WORK REQUEST — Give an unaltered copy of the listing below, minus its pictures.

=== Begin Enclosure ===

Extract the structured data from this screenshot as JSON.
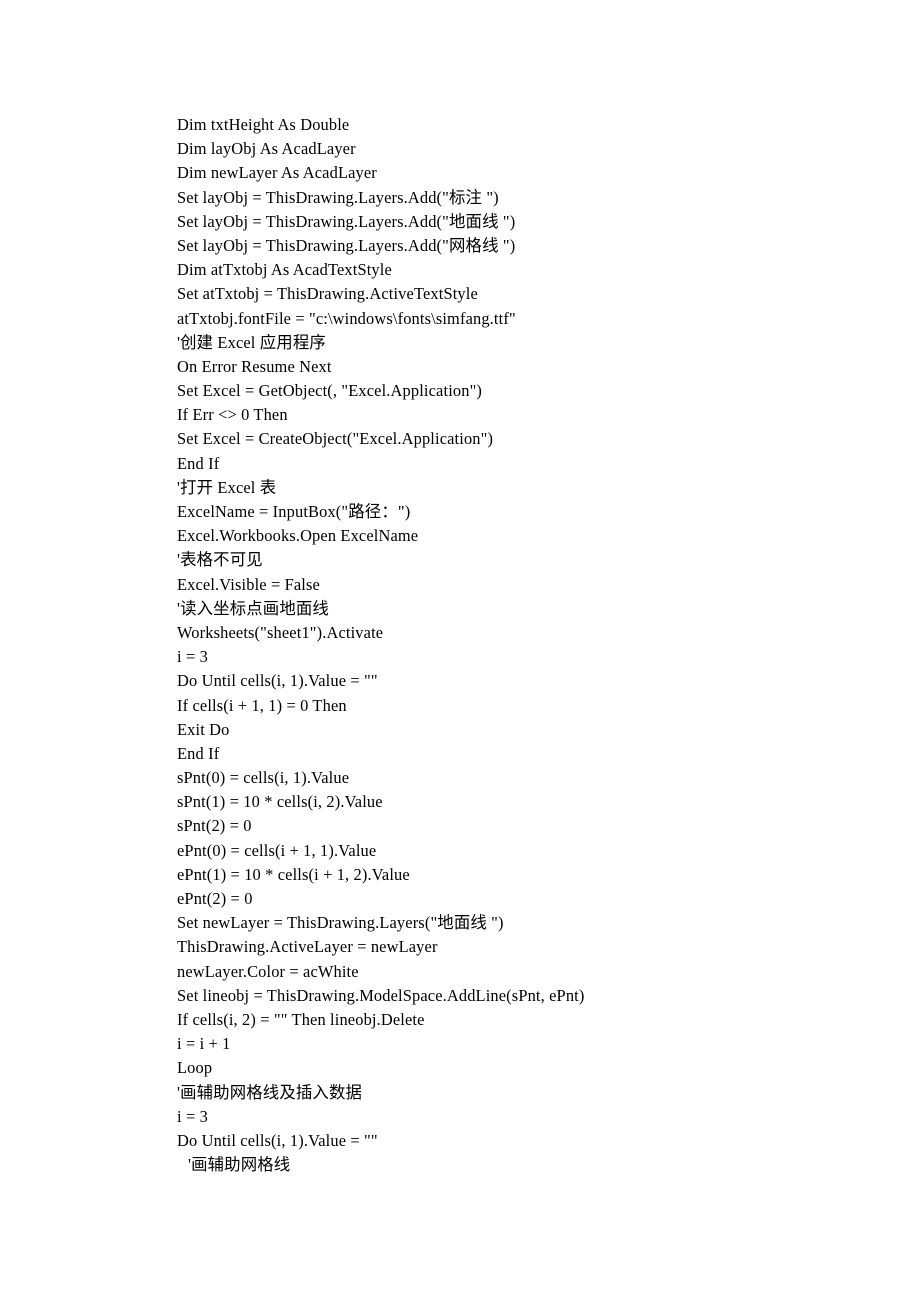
{
  "document": {
    "type": "code-listing",
    "language": "VBA (AutoCAD ActiveX)",
    "page_background": "#ffffff",
    "text_color": "#000000",
    "lines": [
      {
        "text": "Dim txtHeight As Double",
        "indent": 0
      },
      {
        "text": "Dim layObj As AcadLayer",
        "indent": 0
      },
      {
        "text": "Dim newLayer As AcadLayer",
        "indent": 0
      },
      {
        "text": "Set layObj = ThisDrawing.Layers.Add(\"标注 \")",
        "indent": 0
      },
      {
        "text": "Set layObj = ThisDrawing.Layers.Add(\"地面线 \")",
        "indent": 0
      },
      {
        "text": "Set layObj = ThisDrawing.Layers.Add(\"网格线 \")",
        "indent": 0
      },
      {
        "text": "Dim atTxtobj As AcadTextStyle",
        "indent": 0
      },
      {
        "text": "Set atTxtobj = ThisDrawing.ActiveTextStyle",
        "indent": 0
      },
      {
        "text": "atTxtobj.fontFile = \"c:\\windows\\fonts\\simfang.ttf\"",
        "indent": 0
      },
      {
        "text": "'创建 Excel 应用程序",
        "indent": 0
      },
      {
        "text": "On Error Resume Next",
        "indent": 0
      },
      {
        "text": "Set Excel = GetObject(, \"Excel.Application\")",
        "indent": 0
      },
      {
        "text": "If Err <> 0 Then",
        "indent": 0
      },
      {
        "text": "Set Excel = CreateObject(\"Excel.Application\")",
        "indent": 0
      },
      {
        "text": "End If",
        "indent": 0
      },
      {
        "text": "'打开 Excel 表",
        "indent": 0
      },
      {
        "text": "ExcelName = InputBox(\"路径：\")",
        "indent": 0
      },
      {
        "text": "Excel.Workbooks.Open ExcelName",
        "indent": 0
      },
      {
        "text": "'表格不可见",
        "indent": 0
      },
      {
        "text": "Excel.Visible = False",
        "indent": 0
      },
      {
        "text": "'读入坐标点画地面线",
        "indent": 0
      },
      {
        "text": "Worksheets(\"sheet1\").Activate",
        "indent": 0
      },
      {
        "text": "i = 3",
        "indent": 0
      },
      {
        "text": "Do Until cells(i, 1).Value = \"\"",
        "indent": 0
      },
      {
        "text": "If cells(i + 1, 1) = 0 Then",
        "indent": 0
      },
      {
        "text": "Exit Do",
        "indent": 0
      },
      {
        "text": "End If",
        "indent": 0
      },
      {
        "text": "sPnt(0) = cells(i, 1).Value",
        "indent": 0
      },
      {
        "text": "sPnt(1) = 10 * cells(i, 2).Value",
        "indent": 0
      },
      {
        "text": "sPnt(2) = 0",
        "indent": 0
      },
      {
        "text": "ePnt(0) = cells(i + 1, 1).Value",
        "indent": 0
      },
      {
        "text": "ePnt(1) = 10 * cells(i + 1, 2).Value",
        "indent": 0
      },
      {
        "text": "ePnt(2) = 0",
        "indent": 0
      },
      {
        "text": "Set newLayer = ThisDrawing.Layers(\"地面线 \")",
        "indent": 0
      },
      {
        "text": "ThisDrawing.ActiveLayer = newLayer",
        "indent": 0
      },
      {
        "text": "newLayer.Color = acWhite",
        "indent": 0
      },
      {
        "text": "Set lineobj = ThisDrawing.ModelSpace.AddLine(sPnt, ePnt)",
        "indent": 0
      },
      {
        "text": "If cells(i, 2) = \"\" Then lineobj.Delete",
        "indent": 0
      },
      {
        "text": "i = i + 1",
        "indent": 0
      },
      {
        "text": "Loop",
        "indent": 0
      },
      {
        "text": "'画辅助网格线及插入数据",
        "indent": 0
      },
      {
        "text": "i = 3",
        "indent": 0
      },
      {
        "text": "Do Until cells(i, 1).Value = \"\"",
        "indent": 0
      },
      {
        "text": "'画辅助网格线",
        "indent": 1
      }
    ]
  }
}
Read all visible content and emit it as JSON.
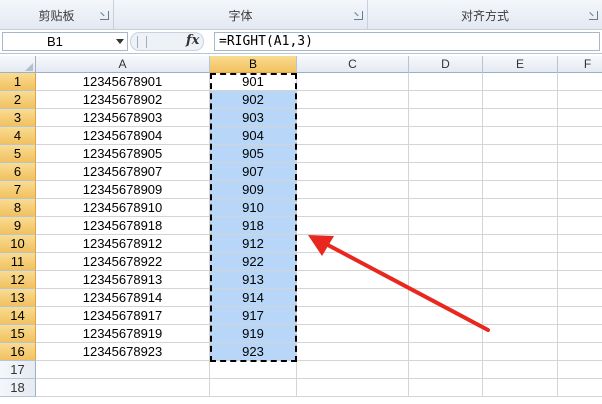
{
  "ribbon": {
    "groups": [
      {
        "label": "剪贴板"
      },
      {
        "label": "字体"
      },
      {
        "label": "对齐方式"
      }
    ]
  },
  "formula_bar": {
    "name_box": "B1",
    "fx_label": "fx",
    "formula": "=RIGHT(A1,3)"
  },
  "columns": [
    "A",
    "B",
    "C",
    "D",
    "E",
    "F"
  ],
  "selected_column": "B",
  "rows": [
    {
      "n": "1",
      "a": "12345678901",
      "b": "901"
    },
    {
      "n": "2",
      "a": "12345678902",
      "b": "902"
    },
    {
      "n": "3",
      "a": "12345678903",
      "b": "903"
    },
    {
      "n": "4",
      "a": "12345678904",
      "b": "904"
    },
    {
      "n": "5",
      "a": "12345678905",
      "b": "905"
    },
    {
      "n": "6",
      "a": "12345678907",
      "b": "907"
    },
    {
      "n": "7",
      "a": "12345678909",
      "b": "909"
    },
    {
      "n": "8",
      "a": "12345678910",
      "b": "910"
    },
    {
      "n": "9",
      "a": "12345678918",
      "b": "918"
    },
    {
      "n": "10",
      "a": "12345678912",
      "b": "912"
    },
    {
      "n": "11",
      "a": "12345678922",
      "b": "922"
    },
    {
      "n": "12",
      "a": "12345678913",
      "b": "913"
    },
    {
      "n": "13",
      "a": "12345678914",
      "b": "914"
    },
    {
      "n": "14",
      "a": "12345678917",
      "b": "917"
    },
    {
      "n": "15",
      "a": "12345678919",
      "b": "919"
    },
    {
      "n": "16",
      "a": "12345678923",
      "b": "923"
    },
    {
      "n": "17",
      "a": "",
      "b": ""
    },
    {
      "n": "18",
      "a": "",
      "b": ""
    }
  ],
  "colors": {
    "selection_fill": "#b8d6f7",
    "header_highlight": "#f1c15f",
    "annotation_arrow": "#e8281e"
  }
}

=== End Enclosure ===

OUTPUT FOR THIS EXERCISE —
Extract the structured data from this screenshot as JSON.
{
  "document": {
    "type": "code-listing",
    "language": "VBA (AutoCAD ActiveX)",
    "page_background": "#ffffff",
    "text_color": "#000000",
    "lines": [
      {
        "text": "Dim txtHeight As Double",
        "indent": 0
      },
      {
        "text": "Dim layObj As AcadLayer",
        "indent": 0
      },
      {
        "text": "Dim newLayer As AcadLayer",
        "indent": 0
      },
      {
        "text": "Set layObj = ThisDrawing.Layers.Add(\"标注 \")",
        "indent": 0
      },
      {
        "text": "Set layObj = ThisDrawing.Layers.Add(\"地面线 \")",
        "indent": 0
      },
      {
        "text": "Set layObj = ThisDrawing.Layers.Add(\"网格线 \")",
        "indent": 0
      },
      {
        "text": "Dim atTxtobj As AcadTextStyle",
        "indent": 0
      },
      {
        "text": "Set atTxtobj = ThisDrawing.ActiveTextStyle",
        "indent": 0
      },
      {
        "text": "atTxtobj.fontFile = \"c:\\windows\\fonts\\simfang.ttf\"",
        "indent": 0
      },
      {
        "text": "'创建 Excel 应用程序",
        "indent": 0
      },
      {
        "text": "On Error Resume Next",
        "indent": 0
      },
      {
        "text": "Set Excel = GetObject(, \"Excel.Application\")",
        "indent": 0
      },
      {
        "text": "If Err <> 0 Then",
        "indent": 0
      },
      {
        "text": "Set Excel = CreateObject(\"Excel.Application\")",
        "indent": 0
      },
      {
        "text": "End If",
        "indent": 0
      },
      {
        "text": "'打开 Excel 表",
        "indent": 0
      },
      {
        "text": "ExcelName = InputBox(\"路径：\")",
        "indent": 0
      },
      {
        "text": "Excel.Workbooks.Open ExcelName",
        "indent": 0
      },
      {
        "text": "'表格不可见",
        "indent": 0
      },
      {
        "text": "Excel.Visible = False",
        "indent": 0
      },
      {
        "text": "'读入坐标点画地面线",
        "indent": 0
      },
      {
        "text": "Worksheets(\"sheet1\").Activate",
        "indent": 0
      },
      {
        "text": "i = 3",
        "indent": 0
      },
      {
        "text": "Do Until cells(i, 1).Value = \"\"",
        "indent": 0
      },
      {
        "text": "If cells(i + 1, 1) = 0 Then",
        "indent": 0
      },
      {
        "text": "Exit Do",
        "indent": 0
      },
      {
        "text": "End If",
        "indent": 0
      },
      {
        "text": "sPnt(0) = cells(i, 1).Value",
        "indent": 0
      },
      {
        "text": "sPnt(1) = 10 * cells(i, 2).Value",
        "indent": 0
      },
      {
        "text": "sPnt(2) = 0",
        "indent": 0
      },
      {
        "text": "ePnt(0) = cells(i + 1, 1).Value",
        "indent": 0
      },
      {
        "text": "ePnt(1) = 10 * cells(i + 1, 2).Value",
        "indent": 0
      },
      {
        "text": "ePnt(2) = 0",
        "indent": 0
      },
      {
        "text": "Set newLayer = ThisDrawing.Layers(\"地面线 \")",
        "indent": 0
      },
      {
        "text": "ThisDrawing.ActiveLayer = newLayer",
        "indent": 0
      },
      {
        "text": "newLayer.Color = acWhite",
        "indent": 0
      },
      {
        "text": "Set lineobj = ThisDrawing.ModelSpace.AddLine(sPnt, ePnt)",
        "indent": 0
      },
      {
        "text": "If cells(i, 2) = \"\" Then lineobj.Delete",
        "indent": 0
      },
      {
        "text": "i = i + 1",
        "indent": 0
      },
      {
        "text": "Loop",
        "indent": 0
      },
      {
        "text": "'画辅助网格线及插入数据",
        "indent": 0
      },
      {
        "text": "i = 3",
        "indent": 0
      },
      {
        "text": "Do Until cells(i, 1).Value = \"\"",
        "indent": 0
      },
      {
        "text": "'画辅助网格线",
        "indent": 1
      }
    ]
  }
}
Read all visible content and emit it as JSON.
{
  "ribbon": {
    "groups": [
      {
        "label": "剪贴板"
      },
      {
        "label": "字体"
      },
      {
        "label": "对齐方式"
      }
    ]
  },
  "formula_bar": {
    "name_box": "B1",
    "fx_label": "fx",
    "formula": "=RIGHT(A1,3)"
  },
  "columns": [
    "A",
    "B",
    "C",
    "D",
    "E",
    "F"
  ],
  "selected_column": "B",
  "rows": [
    {
      "n": "1",
      "a": "12345678901",
      "b": "901"
    },
    {
      "n": "2",
      "a": "12345678902",
      "b": "902"
    },
    {
      "n": "3",
      "a": "12345678903",
      "b": "903"
    },
    {
      "n": "4",
      "a": "12345678904",
      "b": "904"
    },
    {
      "n": "5",
      "a": "12345678905",
      "b": "905"
    },
    {
      "n": "6",
      "a": "12345678907",
      "b": "907"
    },
    {
      "n": "7",
      "a": "12345678909",
      "b": "909"
    },
    {
      "n": "8",
      "a": "12345678910",
      "b": "910"
    },
    {
      "n": "9",
      "a": "12345678918",
      "b": "918"
    },
    {
      "n": "10",
      "a": "12345678912",
      "b": "912"
    },
    {
      "n": "11",
      "a": "12345678922",
      "b": "922"
    },
    {
      "n": "12",
      "a": "12345678913",
      "b": "913"
    },
    {
      "n": "13",
      "a": "12345678914",
      "b": "914"
    },
    {
      "n": "14",
      "a": "12345678917",
      "b": "917"
    },
    {
      "n": "15",
      "a": "12345678919",
      "b": "919"
    },
    {
      "n": "16",
      "a": "12345678923",
      "b": "923"
    },
    {
      "n": "17",
      "a": "",
      "b": ""
    },
    {
      "n": "18",
      "a": "",
      "b": ""
    }
  ],
  "colors": {
    "selection_fill": "#b8d6f7",
    "header_highlight": "#f1c15f",
    "annotation_arrow": "#e8281e"
  }
}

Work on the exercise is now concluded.